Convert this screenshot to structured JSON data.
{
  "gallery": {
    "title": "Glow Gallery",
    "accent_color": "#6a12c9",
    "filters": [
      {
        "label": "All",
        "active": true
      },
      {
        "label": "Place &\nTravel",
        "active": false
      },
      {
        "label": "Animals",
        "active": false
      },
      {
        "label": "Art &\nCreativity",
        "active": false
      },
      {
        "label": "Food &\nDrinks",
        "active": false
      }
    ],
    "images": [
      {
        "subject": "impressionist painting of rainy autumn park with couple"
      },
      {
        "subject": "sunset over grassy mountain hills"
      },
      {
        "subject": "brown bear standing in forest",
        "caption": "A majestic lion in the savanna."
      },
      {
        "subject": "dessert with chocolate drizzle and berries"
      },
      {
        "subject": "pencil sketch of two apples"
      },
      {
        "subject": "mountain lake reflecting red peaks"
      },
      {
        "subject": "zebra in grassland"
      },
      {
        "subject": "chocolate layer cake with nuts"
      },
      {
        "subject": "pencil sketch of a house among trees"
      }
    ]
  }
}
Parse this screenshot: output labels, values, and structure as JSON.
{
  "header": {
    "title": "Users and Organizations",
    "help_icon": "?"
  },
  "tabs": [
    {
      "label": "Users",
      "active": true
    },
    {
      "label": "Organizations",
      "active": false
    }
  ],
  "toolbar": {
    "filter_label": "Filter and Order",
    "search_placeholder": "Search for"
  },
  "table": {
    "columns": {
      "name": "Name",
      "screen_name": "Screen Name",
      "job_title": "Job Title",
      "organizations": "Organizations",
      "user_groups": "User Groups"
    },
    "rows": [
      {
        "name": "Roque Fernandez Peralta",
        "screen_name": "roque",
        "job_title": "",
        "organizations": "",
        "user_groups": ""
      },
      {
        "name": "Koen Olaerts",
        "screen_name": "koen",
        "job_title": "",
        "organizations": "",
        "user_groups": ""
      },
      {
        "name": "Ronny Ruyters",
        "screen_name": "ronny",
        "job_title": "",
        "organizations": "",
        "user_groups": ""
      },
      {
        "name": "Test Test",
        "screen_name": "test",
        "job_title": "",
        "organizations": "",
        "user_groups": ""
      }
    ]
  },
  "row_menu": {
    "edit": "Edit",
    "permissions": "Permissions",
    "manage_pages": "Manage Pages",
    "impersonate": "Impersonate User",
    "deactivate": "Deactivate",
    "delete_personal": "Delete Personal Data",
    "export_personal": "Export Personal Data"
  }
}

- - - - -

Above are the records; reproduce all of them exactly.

Convert this screenshot to structured JSON data.
{
  "gallery": {
    "title": "Glow Gallery",
    "accent_color": "#6a12c9",
    "filters": [
      {
        "label": "All",
        "active": true
      },
      {
        "label": "Place &\nTravel",
        "active": false
      },
      {
        "label": "Animals",
        "active": false
      },
      {
        "label": "Art &\nCreativity",
        "active": false
      },
      {
        "label": "Food &\nDrinks",
        "active": false
      }
    ],
    "images": [
      {
        "subject": "impressionist painting of rainy autumn park with couple"
      },
      {
        "subject": "sunset over grassy mountain hills"
      },
      {
        "subject": "brown bear standing in forest",
        "caption": "A majestic lion in the savanna."
      },
      {
        "subject": "dessert with chocolate drizzle and berries"
      },
      {
        "subject": "pencil sketch of two apples"
      },
      {
        "subject": "mountain lake reflecting red peaks"
      },
      {
        "subject": "zebra in grassland"
      },
      {
        "subject": "chocolate layer cake with nuts"
      },
      {
        "subject": "pencil sketch of a house among trees"
      }
    ]
  }
}
Parse this screenshot: output labels, values, and structure as JSON.
{
  "header": {
    "title": "Users and Organizations",
    "help_icon": "?"
  },
  "tabs": [
    {
      "label": "Users",
      "active": true
    },
    {
      "label": "Organizations",
      "active": false
    }
  ],
  "toolbar": {
    "filter_label": "Filter and Order",
    "search_placeholder": "Search for"
  },
  "table": {
    "columns": {
      "name": "Name",
      "screen_name": "Screen Name",
      "job_title": "Job Title",
      "organizations": "Organizations",
      "user_groups": "User Groups"
    },
    "rows": [
      {
        "name": "Roque Fernandez Peralta",
        "screen_name": "roque",
        "job_title": "",
        "organizations": "",
        "user_groups": ""
      },
      {
        "name": "Koen Olaerts",
        "screen_name": "koen",
        "job_title": "",
        "organizations": "",
        "user_groups": ""
      },
      {
        "name": "Ronny Ruyters",
        "screen_name": "ronny",
        "job_title": "",
        "organizations": "",
        "user_groups": ""
      },
      {
        "name": "Test Test",
        "screen_name": "test",
        "job_title": "",
        "organizations": "",
        "user_groups": ""
      }
    ]
  },
  "row_menu": {
    "edit": "Edit",
    "permissions": "Permissions",
    "manage_pages": "Manage Pages",
    "impersonate": "Impersonate User",
    "deactivate": "Deactivate",
    "delete_personal": "Delete Personal Data",
    "export_personal": "Export Personal Data"
  }
}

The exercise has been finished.